Antique Japanese cloisonné of the Meiji period was unrivaled in quality and finesse of detail. The Japanese, more than any other culture, have always had a sense of almost obsessive design and quality in respect of anything they make. Calligraphy is a great art (as it is in China), but their dress, metalwork, carvings, pottery, armaments, and everything else, was always produced with great care, skill and style. This is epitomised by the tea ceremony. It was also reflected both in the scholar’s desk and the samurai’s dress and accessories. Just look at a samurai’s sword, made up of not just of an amazing blade, but also the separate handle and tsuba, the guard piece, a complete work of art in its own right. There is also the whole collector’s area of inro, ojime and netsuke, the little boxes and accessories carried by samurai.
These crafts bloomed as never before during the Meiji imperial period (1868 – 1912). Not only was Japan opening up to the west after having been a closed society for centuries, but it was also modernising under the new emperor. As part of this modernisation samurai were banned from carrying swords, and moved from a feudal military role to that more of bureaucrats, with an impact on their dress and style. This moved craftsmen such as ivory carvers and metal workers from making, say, an inro to be used, or a tsuba as a sword fitting, to purely decorative items such as carvings (okimono) and small metal boxes and vases.
Manufacture of Antique Japanese Cloisonne of the Meiji Period
Cloisonné had been made in Japan centuries before, but the Japanese had lost the skill. In the nineteenth century one keen craftsman, Kaji Tsunekichi, wanted to reintroduce it. By destroying a piece of Chinese cloisonné he worked out how it was made and started making cloisonné himself. With the growing move towards decorative crafts during the Meiji period, the skill was taken up by others, including extremely highly skilled workmen, such as Namikawa Yasuyuki, Namikawa Sōsuke (unrelated although having a common name), Kawade Shibataro, Hayashi Kodenji and many others.

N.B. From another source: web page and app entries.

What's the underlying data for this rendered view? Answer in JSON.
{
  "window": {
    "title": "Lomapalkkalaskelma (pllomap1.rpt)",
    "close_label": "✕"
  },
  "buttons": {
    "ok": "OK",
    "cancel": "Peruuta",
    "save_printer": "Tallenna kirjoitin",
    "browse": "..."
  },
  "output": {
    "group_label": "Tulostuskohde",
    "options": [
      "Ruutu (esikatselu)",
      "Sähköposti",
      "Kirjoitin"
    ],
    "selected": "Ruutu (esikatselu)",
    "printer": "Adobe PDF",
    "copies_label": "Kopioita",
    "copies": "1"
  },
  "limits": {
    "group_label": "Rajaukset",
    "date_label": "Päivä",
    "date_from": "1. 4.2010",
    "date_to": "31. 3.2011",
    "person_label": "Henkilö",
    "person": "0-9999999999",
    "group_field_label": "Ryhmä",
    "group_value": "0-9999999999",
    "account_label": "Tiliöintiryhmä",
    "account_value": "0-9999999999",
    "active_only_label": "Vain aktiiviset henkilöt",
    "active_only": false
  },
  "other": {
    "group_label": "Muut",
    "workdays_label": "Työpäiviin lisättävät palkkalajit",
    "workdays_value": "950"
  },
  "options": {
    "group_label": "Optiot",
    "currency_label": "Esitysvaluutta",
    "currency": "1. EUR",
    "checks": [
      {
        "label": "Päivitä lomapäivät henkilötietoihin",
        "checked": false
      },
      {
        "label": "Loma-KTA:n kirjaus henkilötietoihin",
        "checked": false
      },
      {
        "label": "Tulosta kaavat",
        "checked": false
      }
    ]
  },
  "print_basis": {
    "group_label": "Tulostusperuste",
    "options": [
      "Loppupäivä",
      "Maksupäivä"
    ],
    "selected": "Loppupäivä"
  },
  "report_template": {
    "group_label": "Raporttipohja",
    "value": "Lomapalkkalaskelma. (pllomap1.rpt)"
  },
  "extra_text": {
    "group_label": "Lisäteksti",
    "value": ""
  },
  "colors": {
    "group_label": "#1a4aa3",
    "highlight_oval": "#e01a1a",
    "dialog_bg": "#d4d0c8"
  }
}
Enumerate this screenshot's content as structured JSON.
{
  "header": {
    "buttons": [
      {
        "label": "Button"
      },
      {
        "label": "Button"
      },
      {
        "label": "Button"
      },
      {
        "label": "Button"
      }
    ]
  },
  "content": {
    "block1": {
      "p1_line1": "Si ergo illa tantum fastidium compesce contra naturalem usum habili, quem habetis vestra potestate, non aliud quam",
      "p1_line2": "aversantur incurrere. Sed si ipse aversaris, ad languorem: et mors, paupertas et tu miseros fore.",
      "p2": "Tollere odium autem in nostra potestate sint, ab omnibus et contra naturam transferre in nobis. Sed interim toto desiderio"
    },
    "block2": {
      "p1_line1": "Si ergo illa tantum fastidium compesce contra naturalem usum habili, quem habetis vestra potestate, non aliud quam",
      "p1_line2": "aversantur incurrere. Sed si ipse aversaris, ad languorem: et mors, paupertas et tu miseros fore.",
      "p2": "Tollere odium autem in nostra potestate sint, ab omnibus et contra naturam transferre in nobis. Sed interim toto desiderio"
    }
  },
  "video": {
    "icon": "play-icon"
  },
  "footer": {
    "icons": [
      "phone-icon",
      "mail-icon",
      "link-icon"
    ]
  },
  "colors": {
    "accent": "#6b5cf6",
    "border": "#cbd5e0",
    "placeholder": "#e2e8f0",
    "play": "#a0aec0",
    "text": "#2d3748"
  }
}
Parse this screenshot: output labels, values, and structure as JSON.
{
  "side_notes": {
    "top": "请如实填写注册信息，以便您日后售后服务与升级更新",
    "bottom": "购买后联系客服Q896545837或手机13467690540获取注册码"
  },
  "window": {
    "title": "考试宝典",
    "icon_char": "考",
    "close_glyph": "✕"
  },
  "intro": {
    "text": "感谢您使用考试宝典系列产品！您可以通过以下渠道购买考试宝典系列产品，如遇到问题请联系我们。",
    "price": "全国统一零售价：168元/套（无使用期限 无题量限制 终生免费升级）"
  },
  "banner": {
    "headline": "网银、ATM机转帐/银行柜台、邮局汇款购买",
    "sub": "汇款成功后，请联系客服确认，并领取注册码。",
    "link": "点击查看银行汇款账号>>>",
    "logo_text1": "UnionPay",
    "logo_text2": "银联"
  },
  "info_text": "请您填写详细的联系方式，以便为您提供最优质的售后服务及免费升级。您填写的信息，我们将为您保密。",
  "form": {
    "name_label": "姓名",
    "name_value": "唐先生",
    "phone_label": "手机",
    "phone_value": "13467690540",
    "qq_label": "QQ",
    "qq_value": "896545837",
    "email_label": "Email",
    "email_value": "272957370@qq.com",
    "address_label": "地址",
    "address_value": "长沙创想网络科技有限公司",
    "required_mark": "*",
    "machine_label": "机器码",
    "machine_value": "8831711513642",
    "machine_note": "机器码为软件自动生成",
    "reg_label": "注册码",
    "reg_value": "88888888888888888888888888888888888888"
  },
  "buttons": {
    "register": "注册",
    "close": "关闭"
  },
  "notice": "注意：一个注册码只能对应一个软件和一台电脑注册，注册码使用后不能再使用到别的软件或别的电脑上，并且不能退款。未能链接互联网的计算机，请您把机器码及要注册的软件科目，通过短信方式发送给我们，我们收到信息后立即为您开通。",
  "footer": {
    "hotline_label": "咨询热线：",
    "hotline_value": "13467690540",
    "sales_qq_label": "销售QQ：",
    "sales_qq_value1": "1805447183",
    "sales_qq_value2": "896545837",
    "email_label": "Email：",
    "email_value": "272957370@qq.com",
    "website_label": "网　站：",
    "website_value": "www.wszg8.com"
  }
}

As with other crafts, the Japanese not only developed considerable skill with cloisonné, but they took the technique to a whole new level, unseen anywhere else in the world. Cloisonné is essentially made by taking a base object, such as a copper vase, and laying on it a design made up of small cells (called cloisons) constructed from thin wires. Some of these cells are then filled with powdered class of a particular colour and the object fired so that the glass melts to fill the cell. As the glass will shrink back as it is fired these cells are refilled and re-fired until the cell is full. The process is repeated using different colours in other cells (as each colour fires at a different temperature) until the item is completely enamelled with a multicolour design. Finally the enamel, which at this stage will be dull and lumpy, is polished to give a superb porcelain appearance of a completed item.
In order to make the surface stable, cloisonné around the world is generally made by covering the surface of the item with many small cells. The Japanese developed the ability to produce items with completely plain large areas, with a few small cells just in certain parts giving, for example, floral designs similar to their flower arrangements (ikebana). They went further, developing the skill to generate designs with cells so small that you really need a magnifying glass to appreciate them fully. They started using silver, or even gold, for the wires and sometimes for the base item itself.
They then went further again, making items from which part way through the process they removed the original wires forming the cells, so the item just ended up with a completely enamelled surface (“musen” cloisonné). Alternatively they left the wires, but removed the base, generating delicate transparent glass wired items (“plique-à-jour”). There are numerous other strange techniques.
The best pieces of Japanese cloisonne, often just a few inches high, perhaps 2 or 3 inches, could take many months to make. When you start looking at Japanese cloisonné it’s easy to become obsessed with its quality. Its beauty can be outstanding. It is a relatively specialised area to collect with far fewer pieces than, say netsuke, but equally rewarding.
Recommended Reading for Japanese Cloisonné
|Coben, Lawrence A.; Ferster, Dorothy C., Weatherhill, New York/Tokyo (1982)||Japanese Cloisonné: History, Technique, and Appreciation;The best general introduction to the subject, now out of print, but is still obtainable via the internet.|
|Fairley, Malcolm and Impey, Oliver (eds.), Kibo Foundation, London, (1995).||The Nasser D. Khalili Collection of Japanese Art: Meiji no Takara: Treasures of Imperial Japan|
|Irvine, Gregory, V & A Publishing, London (2011).||Japanese Cloisonné Enamel|
Good examples of antique Japanese Cloisonne of the Meiji period can be seen at the Victoria and Albert Museum.